(Entries from a dataset of interfaces)
────────

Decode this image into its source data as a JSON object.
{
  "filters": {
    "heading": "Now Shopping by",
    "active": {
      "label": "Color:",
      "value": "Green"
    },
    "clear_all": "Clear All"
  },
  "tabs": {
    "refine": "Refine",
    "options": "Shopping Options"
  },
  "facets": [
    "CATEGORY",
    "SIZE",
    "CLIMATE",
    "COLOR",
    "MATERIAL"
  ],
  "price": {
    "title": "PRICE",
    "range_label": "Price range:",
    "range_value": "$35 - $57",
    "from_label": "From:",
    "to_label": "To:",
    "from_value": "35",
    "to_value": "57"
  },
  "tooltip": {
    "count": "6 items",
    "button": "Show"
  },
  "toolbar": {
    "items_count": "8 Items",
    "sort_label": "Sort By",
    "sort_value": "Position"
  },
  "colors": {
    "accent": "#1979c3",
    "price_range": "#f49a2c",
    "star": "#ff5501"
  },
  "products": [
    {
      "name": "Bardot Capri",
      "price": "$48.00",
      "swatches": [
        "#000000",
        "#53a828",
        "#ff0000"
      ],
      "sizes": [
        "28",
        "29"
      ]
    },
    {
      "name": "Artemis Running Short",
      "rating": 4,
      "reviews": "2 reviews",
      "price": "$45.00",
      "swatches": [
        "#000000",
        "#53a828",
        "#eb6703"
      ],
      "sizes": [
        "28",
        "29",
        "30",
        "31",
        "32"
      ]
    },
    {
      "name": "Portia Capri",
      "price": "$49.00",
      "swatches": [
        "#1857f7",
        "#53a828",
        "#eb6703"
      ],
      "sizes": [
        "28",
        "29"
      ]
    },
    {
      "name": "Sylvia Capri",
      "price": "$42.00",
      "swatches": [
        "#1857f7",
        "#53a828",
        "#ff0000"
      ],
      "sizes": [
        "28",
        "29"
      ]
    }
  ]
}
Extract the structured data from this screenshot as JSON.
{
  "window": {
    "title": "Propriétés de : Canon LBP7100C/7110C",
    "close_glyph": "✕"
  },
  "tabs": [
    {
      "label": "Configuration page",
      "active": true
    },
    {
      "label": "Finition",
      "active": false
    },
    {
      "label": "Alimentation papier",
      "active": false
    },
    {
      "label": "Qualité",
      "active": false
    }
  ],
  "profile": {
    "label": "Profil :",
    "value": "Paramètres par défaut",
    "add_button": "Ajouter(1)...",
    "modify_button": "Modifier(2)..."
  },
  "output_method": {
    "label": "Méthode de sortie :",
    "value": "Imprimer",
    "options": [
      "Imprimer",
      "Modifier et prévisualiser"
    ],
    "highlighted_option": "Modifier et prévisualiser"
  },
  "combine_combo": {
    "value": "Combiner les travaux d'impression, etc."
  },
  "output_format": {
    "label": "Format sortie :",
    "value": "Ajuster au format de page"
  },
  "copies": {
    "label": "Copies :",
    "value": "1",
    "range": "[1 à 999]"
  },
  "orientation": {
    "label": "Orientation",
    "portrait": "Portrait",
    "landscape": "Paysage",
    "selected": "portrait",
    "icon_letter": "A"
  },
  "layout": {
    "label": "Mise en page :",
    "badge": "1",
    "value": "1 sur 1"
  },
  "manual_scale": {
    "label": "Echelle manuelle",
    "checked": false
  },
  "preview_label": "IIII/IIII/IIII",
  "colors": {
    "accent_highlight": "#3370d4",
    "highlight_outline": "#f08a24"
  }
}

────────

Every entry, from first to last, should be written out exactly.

Decode this image into its source data as a JSON object.
{
  "filters": {
    "heading": "Now Shopping by",
    "active": {
      "label": "Color:",
      "value": "Green"
    },
    "clear_all": "Clear All"
  },
  "tabs": {
    "refine": "Refine",
    "options": "Shopping Options"
  },
  "facets": [
    "CATEGORY",
    "SIZE",
    "CLIMATE",
    "COLOR",
    "MATERIAL"
  ],
  "price": {
    "title": "PRICE",
    "range_label": "Price range:",
    "range_value": "$35 - $57",
    "from_label": "From:",
    "to_label": "To:",
    "from_value": "35",
    "to_value": "57"
  },
  "tooltip": {
    "count": "6 items",
    "button": "Show"
  },
  "toolbar": {
    "items_count": "8 Items",
    "sort_label": "Sort By",
    "sort_value": "Position"
  },
  "colors": {
    "accent": "#1979c3",
    "price_range": "#f49a2c",
    "star": "#ff5501"
  },
  "products": [
    {
      "name": "Bardot Capri",
      "price": "$48.00",
      "swatches": [
        "#000000",
        "#53a828",
        "#ff0000"
      ],
      "sizes": [
        "28",
        "29"
      ]
    },
    {
      "name": "Artemis Running Short",
      "rating": 4,
      "reviews": "2 reviews",
      "price": "$45.00",
      "swatches": [
        "#000000",
        "#53a828",
        "#eb6703"
      ],
      "sizes": [
        "28",
        "29",
        "30",
        "31",
        "32"
      ]
    },
    {
      "name": "Portia Capri",
      "price": "$49.00",
      "swatches": [
        "#1857f7",
        "#53a828",
        "#eb6703"
      ],
      "sizes": [
        "28",
        "29"
      ]
    },
    {
      "name": "Sylvia Capri",
      "price": "$42.00",
      "swatches": [
        "#1857f7",
        "#53a828",
        "#ff0000"
      ],
      "sizes": [
        "28",
        "29"
      ]
    }
  ]
}
Extract the structured data from this screenshot as JSON.
{
  "window": {
    "title": "Propriétés de : Canon LBP7100C/7110C",
    "close_glyph": "✕"
  },
  "tabs": [
    {
      "label": "Configuration page",
      "active": true
    },
    {
      "label": "Finition",
      "active": false
    },
    {
      "label": "Alimentation papier",
      "active": false
    },
    {
      "label": "Qualité",
      "active": false
    }
  ],
  "profile": {
    "label": "Profil :",
    "value": "Paramètres par défaut",
    "add_button": "Ajouter(1)...",
    "modify_button": "Modifier(2)..."
  },
  "output_method": {
    "label": "Méthode de sortie :",
    "value": "Imprimer",
    "options": [
      "Imprimer",
      "Modifier et prévisualiser"
    ],
    "highlighted_option": "Modifier et prévisualiser"
  },
  "combine_combo": {
    "value": "Combiner les travaux d'impression, etc."
  },
  "output_format": {
    "label": "Format sortie :",
    "value": "Ajuster au format de page"
  },
  "copies": {
    "label": "Copies :",
    "value": "1",
    "range": "[1 à 999]"
  },
  "orientation": {
    "label": "Orientation",
    "portrait": "Portrait",
    "landscape": "Paysage",
    "selected": "portrait",
    "icon_letter": "A"
  },
  "layout": {
    "label": "Mise en page :",
    "badge": "1",
    "value": "1 sur 1"
  },
  "manual_scale": {
    "label": "Echelle manuelle",
    "checked": false
  },
  "preview_label": "IIII/IIII/IIII",
  "colors": {
    "accent_highlight": "#3370d4",
    "highlight_outline": "#f08a24"
  }
}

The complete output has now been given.